[Component data from apps and pages]
━━━━━━━━━━
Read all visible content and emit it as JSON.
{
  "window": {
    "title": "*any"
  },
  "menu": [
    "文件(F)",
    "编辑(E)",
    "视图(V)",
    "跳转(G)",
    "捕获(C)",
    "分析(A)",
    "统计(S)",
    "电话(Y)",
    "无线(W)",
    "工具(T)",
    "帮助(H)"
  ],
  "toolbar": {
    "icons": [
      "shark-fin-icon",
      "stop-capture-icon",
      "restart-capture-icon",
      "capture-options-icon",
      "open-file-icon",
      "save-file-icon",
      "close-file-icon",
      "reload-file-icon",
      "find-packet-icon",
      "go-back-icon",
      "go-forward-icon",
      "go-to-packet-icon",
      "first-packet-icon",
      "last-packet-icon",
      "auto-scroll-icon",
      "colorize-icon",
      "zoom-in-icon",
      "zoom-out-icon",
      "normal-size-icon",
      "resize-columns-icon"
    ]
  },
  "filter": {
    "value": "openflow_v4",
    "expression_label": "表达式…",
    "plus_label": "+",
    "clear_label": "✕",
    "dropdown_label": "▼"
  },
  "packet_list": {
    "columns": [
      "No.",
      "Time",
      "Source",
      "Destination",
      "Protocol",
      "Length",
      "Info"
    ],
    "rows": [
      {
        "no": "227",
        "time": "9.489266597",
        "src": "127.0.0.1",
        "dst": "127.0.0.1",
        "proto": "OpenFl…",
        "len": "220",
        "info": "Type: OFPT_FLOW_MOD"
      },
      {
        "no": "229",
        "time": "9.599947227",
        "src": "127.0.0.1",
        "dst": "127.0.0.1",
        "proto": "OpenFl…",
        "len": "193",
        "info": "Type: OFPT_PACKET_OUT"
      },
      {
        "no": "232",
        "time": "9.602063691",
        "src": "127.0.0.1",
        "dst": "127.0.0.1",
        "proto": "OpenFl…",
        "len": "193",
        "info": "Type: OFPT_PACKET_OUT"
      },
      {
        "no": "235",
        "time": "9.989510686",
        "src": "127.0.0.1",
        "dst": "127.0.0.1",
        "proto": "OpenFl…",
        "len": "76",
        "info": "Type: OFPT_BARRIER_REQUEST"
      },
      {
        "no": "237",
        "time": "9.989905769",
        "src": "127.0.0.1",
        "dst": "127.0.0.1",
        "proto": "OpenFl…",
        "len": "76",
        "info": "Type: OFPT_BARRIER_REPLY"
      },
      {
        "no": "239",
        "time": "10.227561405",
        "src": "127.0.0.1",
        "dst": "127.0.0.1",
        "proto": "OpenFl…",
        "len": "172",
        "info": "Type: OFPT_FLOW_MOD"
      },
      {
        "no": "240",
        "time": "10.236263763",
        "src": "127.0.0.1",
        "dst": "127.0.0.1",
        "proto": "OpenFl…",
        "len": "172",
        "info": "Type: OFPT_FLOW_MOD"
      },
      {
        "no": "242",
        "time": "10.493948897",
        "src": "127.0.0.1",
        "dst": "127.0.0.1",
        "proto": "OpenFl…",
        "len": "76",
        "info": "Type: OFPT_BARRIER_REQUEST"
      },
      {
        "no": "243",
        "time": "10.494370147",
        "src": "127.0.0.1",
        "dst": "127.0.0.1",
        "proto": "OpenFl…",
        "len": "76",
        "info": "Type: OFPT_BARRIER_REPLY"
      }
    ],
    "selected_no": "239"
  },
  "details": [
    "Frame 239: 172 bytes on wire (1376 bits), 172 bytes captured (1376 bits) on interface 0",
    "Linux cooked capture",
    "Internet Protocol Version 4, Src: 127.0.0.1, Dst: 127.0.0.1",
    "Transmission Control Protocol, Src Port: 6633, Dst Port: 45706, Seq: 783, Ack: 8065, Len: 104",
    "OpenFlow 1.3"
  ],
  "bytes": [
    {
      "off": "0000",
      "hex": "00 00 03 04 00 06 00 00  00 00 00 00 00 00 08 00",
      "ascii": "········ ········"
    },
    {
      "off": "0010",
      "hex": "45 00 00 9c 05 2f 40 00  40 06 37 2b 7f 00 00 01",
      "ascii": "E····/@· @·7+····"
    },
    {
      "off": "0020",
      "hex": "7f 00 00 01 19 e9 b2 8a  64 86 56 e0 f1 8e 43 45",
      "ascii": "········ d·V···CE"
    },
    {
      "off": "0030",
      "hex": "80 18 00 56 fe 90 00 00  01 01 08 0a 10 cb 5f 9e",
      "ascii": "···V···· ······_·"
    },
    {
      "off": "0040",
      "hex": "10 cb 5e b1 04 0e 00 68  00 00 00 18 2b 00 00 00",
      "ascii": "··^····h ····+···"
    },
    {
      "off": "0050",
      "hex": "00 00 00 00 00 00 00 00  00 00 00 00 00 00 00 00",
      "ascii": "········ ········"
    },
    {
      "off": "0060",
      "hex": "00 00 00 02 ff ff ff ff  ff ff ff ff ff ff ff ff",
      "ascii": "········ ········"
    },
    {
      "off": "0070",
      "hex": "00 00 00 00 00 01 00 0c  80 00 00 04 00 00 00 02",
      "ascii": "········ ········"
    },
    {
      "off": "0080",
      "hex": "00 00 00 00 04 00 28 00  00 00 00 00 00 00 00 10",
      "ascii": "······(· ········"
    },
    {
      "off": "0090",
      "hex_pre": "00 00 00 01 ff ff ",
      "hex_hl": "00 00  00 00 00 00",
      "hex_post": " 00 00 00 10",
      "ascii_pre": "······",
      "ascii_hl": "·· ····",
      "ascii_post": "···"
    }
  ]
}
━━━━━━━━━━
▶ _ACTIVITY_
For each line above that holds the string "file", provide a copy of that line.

▶ _RESPONSE FOR THIS EXERCISE_
      "open-file-icon",
      "save-file-icon",
      "close-file-icon",
      "reload-file-icon",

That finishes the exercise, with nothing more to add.